= What is being asked =
Copy out every line from the records that includes "true".

= Entries taken from a collection =

Segment Open

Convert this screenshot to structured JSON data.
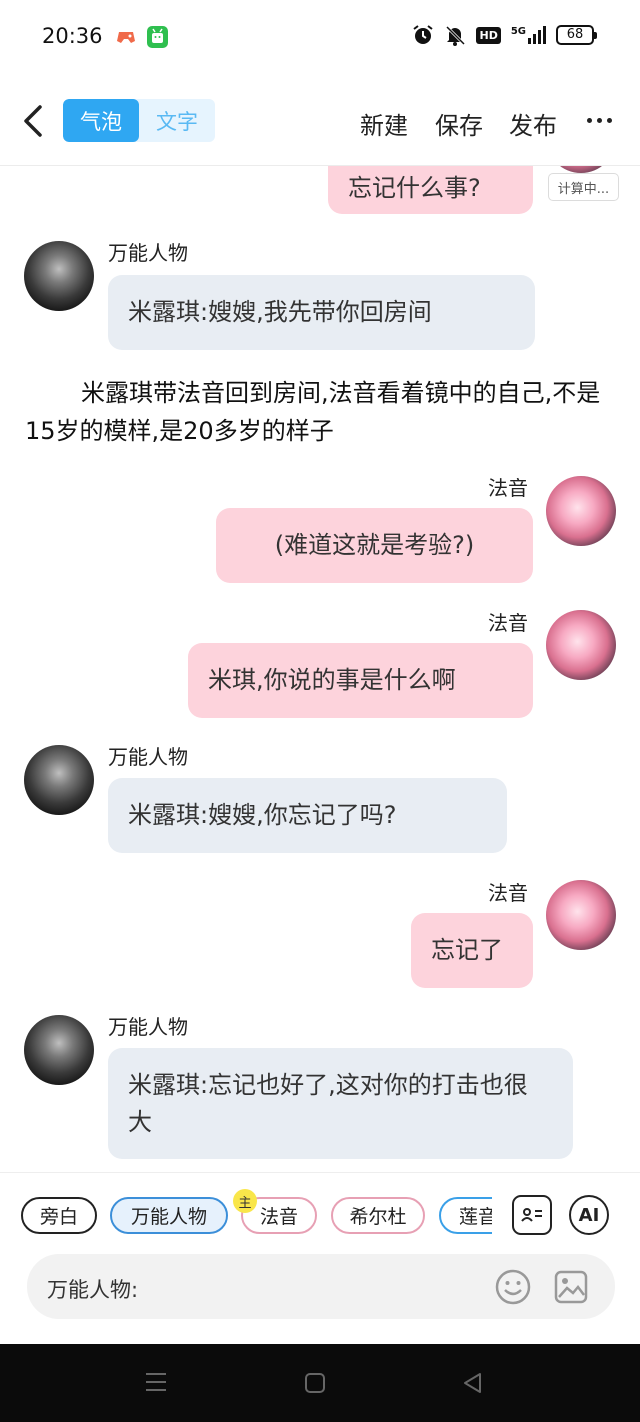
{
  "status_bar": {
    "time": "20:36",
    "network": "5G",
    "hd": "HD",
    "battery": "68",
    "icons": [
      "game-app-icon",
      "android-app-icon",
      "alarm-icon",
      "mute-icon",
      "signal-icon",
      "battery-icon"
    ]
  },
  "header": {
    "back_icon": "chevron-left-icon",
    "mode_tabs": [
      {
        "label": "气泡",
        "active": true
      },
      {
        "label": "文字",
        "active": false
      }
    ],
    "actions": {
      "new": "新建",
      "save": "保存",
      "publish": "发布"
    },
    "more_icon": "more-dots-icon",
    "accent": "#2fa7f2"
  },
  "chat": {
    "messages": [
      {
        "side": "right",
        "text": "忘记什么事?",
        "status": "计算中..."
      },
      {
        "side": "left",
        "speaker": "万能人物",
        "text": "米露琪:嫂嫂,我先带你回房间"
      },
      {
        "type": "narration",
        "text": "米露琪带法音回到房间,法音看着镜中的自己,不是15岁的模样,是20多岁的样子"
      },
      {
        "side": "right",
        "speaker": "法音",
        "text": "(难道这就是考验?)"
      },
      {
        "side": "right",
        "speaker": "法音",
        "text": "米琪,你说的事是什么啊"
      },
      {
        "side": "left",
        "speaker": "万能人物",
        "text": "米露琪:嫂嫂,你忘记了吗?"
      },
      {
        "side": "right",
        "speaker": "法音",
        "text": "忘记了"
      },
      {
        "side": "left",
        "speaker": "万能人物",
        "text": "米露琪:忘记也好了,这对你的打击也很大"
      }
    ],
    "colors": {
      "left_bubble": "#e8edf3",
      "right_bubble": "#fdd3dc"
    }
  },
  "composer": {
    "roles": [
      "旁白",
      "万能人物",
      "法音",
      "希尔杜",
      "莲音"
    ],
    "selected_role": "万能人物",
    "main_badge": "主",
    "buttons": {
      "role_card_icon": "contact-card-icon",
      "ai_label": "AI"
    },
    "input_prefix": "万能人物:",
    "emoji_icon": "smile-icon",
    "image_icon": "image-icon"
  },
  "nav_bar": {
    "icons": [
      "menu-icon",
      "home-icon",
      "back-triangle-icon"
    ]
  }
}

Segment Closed
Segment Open

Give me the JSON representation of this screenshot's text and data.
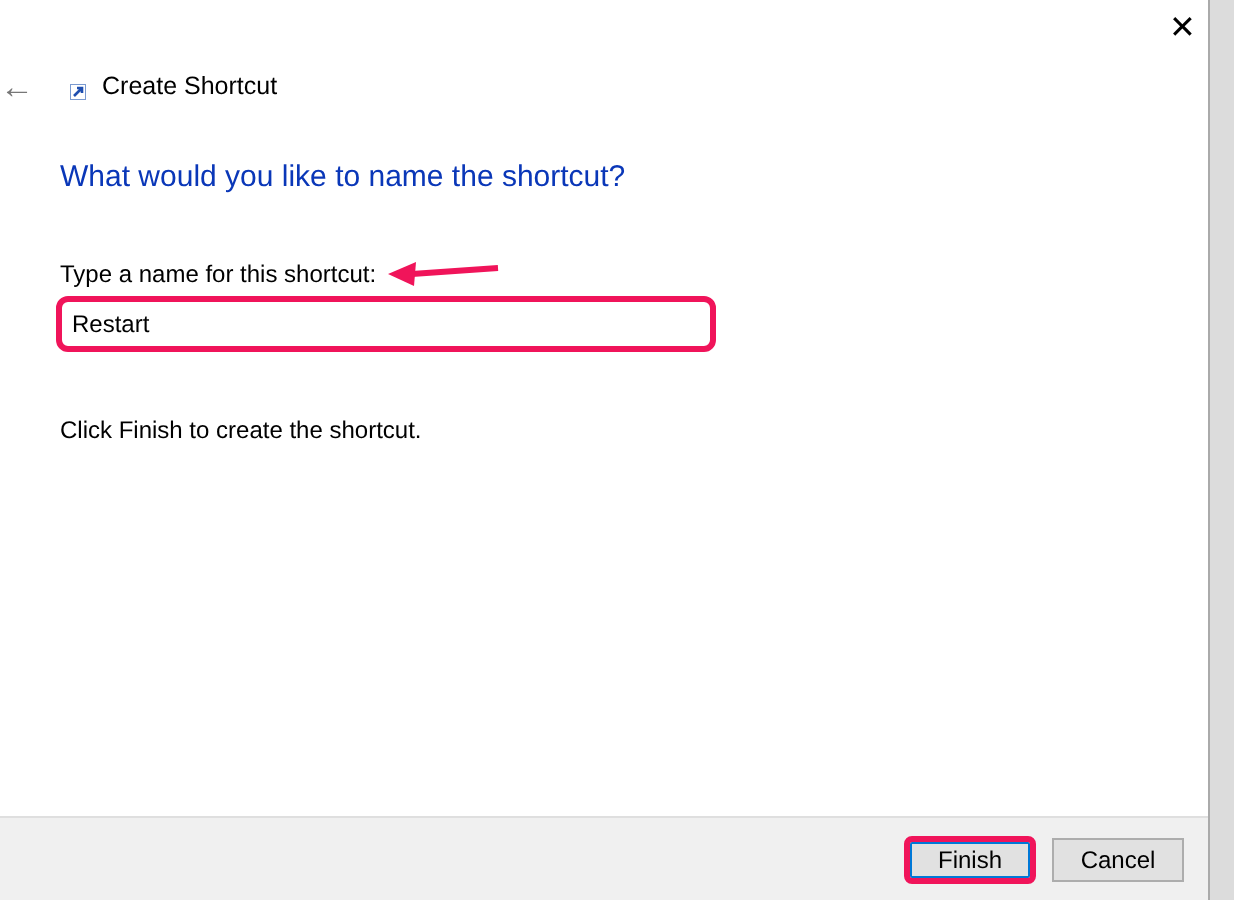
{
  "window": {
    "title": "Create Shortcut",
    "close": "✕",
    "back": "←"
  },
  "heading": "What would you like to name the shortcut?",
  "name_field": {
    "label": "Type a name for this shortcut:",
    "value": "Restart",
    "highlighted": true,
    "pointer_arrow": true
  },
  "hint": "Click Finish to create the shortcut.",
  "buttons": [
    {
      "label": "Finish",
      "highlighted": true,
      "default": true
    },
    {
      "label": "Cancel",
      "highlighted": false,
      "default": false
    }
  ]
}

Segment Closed

= Response for this exercise =
        "active": true
    "highlighted": true,
    "pointer_arrow": true
      "highlighted": true,
      "default": true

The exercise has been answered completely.